Jalen Brunson showed up to Villanova as the MVP of a Gold Medal winning USA Basketball team, the USA Basketball player of the year, Gatorade player of the year, McDonald’s All-American, Illinois Mr. Basketball, State Champion, and was the preseason Big East rookie of the year. All of that was before he played a single game for the Wildcats. But instead of letting all he accomplished get to his head and think that he needed to be “the guy”, Brunson was happy to take a back seat in his first season.

He was still a starter. The freshman averaged almost 10 points per game and was second on the team in assists, but he was the #2 point guard behind senior Ryan Arcidiacono. It wasn’t the role he had played before, and it certainly didn’t highlight the skills that would later win him National player of the year. But it was exactly what the team needed from him in order to play at their best together, and the result was a National Championship.

Quinerly will probably be the team’s #1 option at point guard this upcoming season, but that doesn’t mean he’ll be “the guy” for Villanova. The Wildcats still have a lot of talent on the floor, and they need a play maker who can help create and distribute for the rest of the team. It doesn’t mean he can’t do both, Brunson showed that’s more than achievable in Jay Wright’s system. But it also took him three years to reach that point. Quinerly has all the potential in the world, but the best way to bring it to fruition may be to put the team first instead of seeking the spotlight.

Other Lessons from Freshman Starters

Randy Foye: Be decisive

In Foye’s first season with the Wildcats he led the team in personal fouls. But those weren’t mistakes, it was simply effort outweighing execution. I couldn’t find the exact quote, but Jay Wright has said that while some decisions are better than others, as long as you’re decisive you can’t be wrong. It’s when you freeze or don’t act that mistakes are made.
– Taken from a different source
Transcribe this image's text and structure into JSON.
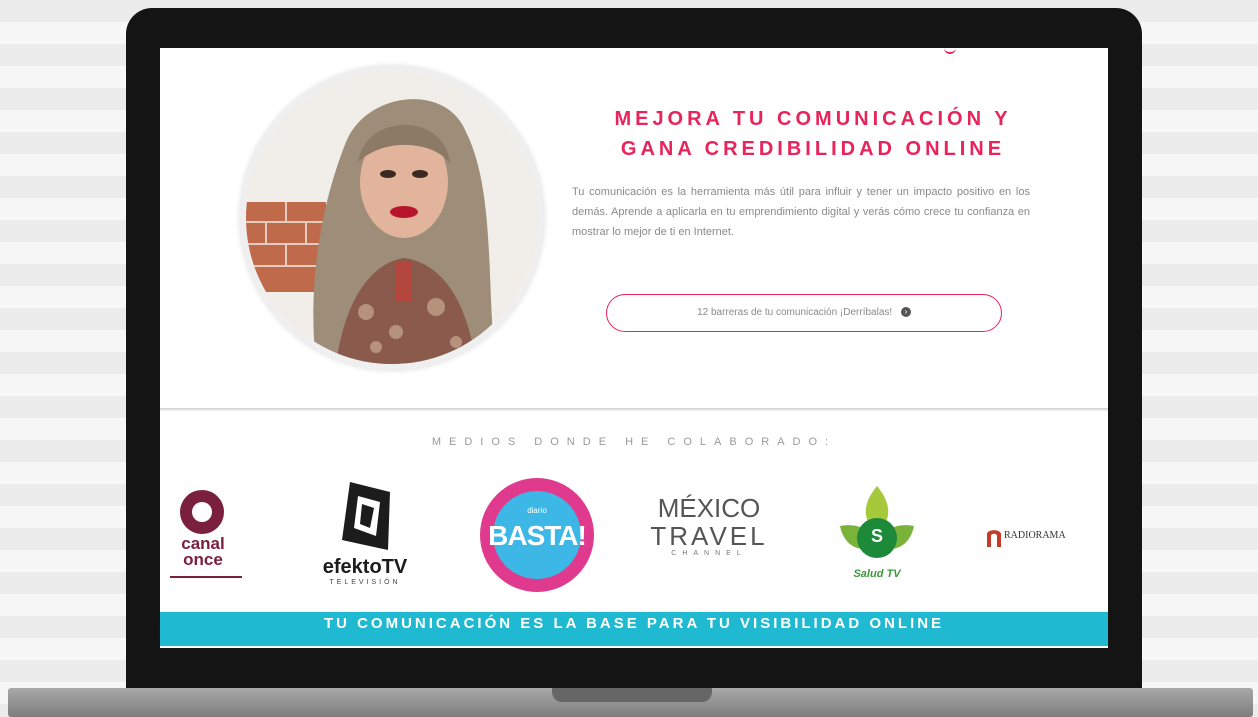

Be decisive, and the rest will come.

Jason Fraser: Play for today

Fraser was a McDonald’s All-American and had the potential to be one of the best big men in Villanova history. But injuries in his junior and senior seasons severely limited the big man’s ability to contribute, and he went from starting to coming off the bench. There wasn’t anything he did wrong, sometimes an athletes body just gives out. We don’t know what the future holds, so enjoy your talents and abilities now.

JayVaughn Pinkston: Own your mistakes

Pinkston missed what should have been his first season at Villanova due to an off campus altercation with legal ramifications. Plenty of people would have given up, blamed others, or made excuses in order to just give up or move on. But Pinkston owned his mistake, worked through the consequences, and became a better player and man because of it.

Omari Spellman: Focus on what you can control

The NCAA tends to make decisions without precedent or context when ruling on player eligibility, and Spellman was an unfortunate casualty of their absurd practices. But instead of openly complaining about it, he kept a positive attitude and used it as an opportunity to work hard and improve. One year later, he’s a National Champion that’s headed to the NBA. Hey NCAA, how do you like them apples!